“A smart, brave gift to the world. Bravo!”—Mary Karr, author of The Art of Memoir and The Liar’s Club
For almost thirty years, Susan Burton hid her obsession with food and the secret life of compulsive eating and starving that dominated her adolescence. This is the relentlessly honest, fiercely intelligent story of living with both anorexia and binge-eating disorder, moving past her shame, and learning to tell her secret.
When Burton was thirteen, her stable life in suburban Michigan was turned upside down by her parents’ abrupt divorce, and she moved to Colorado with her mother and sister. She seized on this move west as an adventure and an opportunity to reinvent herself from middle-school nerd to popular teenage girl. But in the fallout from her parents’ breakup, an inherited fixation on thinness went from “peculiarity to pathology.”
Susan entered into a painful cycle of anorexia and binge eating that formed a subterranean layer to her sunny life. She went from success to success—she went to Yale, scored a dream job at a magazine right out of college, and married her college boyfriend. But in college the compulsive eating got worse—she’d binge, swear it would be the last time, and then, hours later, do it again—and after she graduated she descended into anorexia, her attempt to “quit food.”
Binge eating is more prevalent than anorexia or bulimia, but there is less research and little storytelling to help us understand it. In tart, soulful prose Susan Burton strikes a blow for the importance of this kind of narrative and tells an exhilarating story of longing, compulsion and hard-earned self-revelation.
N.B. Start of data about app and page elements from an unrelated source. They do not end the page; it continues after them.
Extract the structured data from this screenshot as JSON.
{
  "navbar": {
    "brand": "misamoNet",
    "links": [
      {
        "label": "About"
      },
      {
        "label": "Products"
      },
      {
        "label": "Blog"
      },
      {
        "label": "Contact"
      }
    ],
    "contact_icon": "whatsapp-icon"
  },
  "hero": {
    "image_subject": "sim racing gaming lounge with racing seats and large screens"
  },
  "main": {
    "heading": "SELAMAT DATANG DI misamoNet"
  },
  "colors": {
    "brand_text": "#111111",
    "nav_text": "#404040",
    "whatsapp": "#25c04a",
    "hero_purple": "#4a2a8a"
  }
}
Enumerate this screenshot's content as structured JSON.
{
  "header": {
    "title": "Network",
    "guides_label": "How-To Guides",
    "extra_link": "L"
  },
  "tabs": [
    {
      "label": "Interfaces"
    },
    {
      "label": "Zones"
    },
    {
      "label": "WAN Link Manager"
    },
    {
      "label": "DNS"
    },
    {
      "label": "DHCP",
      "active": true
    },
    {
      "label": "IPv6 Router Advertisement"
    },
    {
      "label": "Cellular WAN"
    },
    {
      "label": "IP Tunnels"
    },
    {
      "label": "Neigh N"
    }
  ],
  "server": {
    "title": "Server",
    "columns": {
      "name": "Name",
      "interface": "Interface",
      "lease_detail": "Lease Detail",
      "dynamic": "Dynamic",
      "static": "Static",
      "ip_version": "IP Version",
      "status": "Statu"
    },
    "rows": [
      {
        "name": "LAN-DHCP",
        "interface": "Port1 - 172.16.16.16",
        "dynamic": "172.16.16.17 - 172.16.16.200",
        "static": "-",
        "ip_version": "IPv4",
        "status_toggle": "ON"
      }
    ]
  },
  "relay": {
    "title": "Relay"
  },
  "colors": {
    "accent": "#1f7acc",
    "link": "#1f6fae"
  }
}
This American Life producer Burton debuts with an unfiltered discussion of how binge eating and anorexia plagued her throughout her adolescence and into her 20s and turned her into a "desperate wreck." Around the time she entered puberty, Burton began worrying about getting fat; she started controlling her portions and took "perverse pleasure in smallness." Burton ably recreates her anxiety-filled youth, when she struggled with her parents' divorce, her mother's alcoholism, and with eating disorders. She offers raw descriptions of binging late at night in her kitchen as a teen, eating ice cream, muffins, and power bars to fill a void ("This was tearing things, a frenzy"), then, later in life, starving herself to the point that she developed osteoporosis, all in an effort to feel "light" and "empty." Burton traces her issues with food back to her grandmother, who obsessed about weight, but offers no easy answers about what ultimately drove her own behavior. Physically healthy now, she writes that she remains "inflexible, paranoid, and self-loathing about food," and is still on the road to recovery, aided by therapy, writing, and family support. Burton convincingly conveys the desperation and darkness of eating disorders.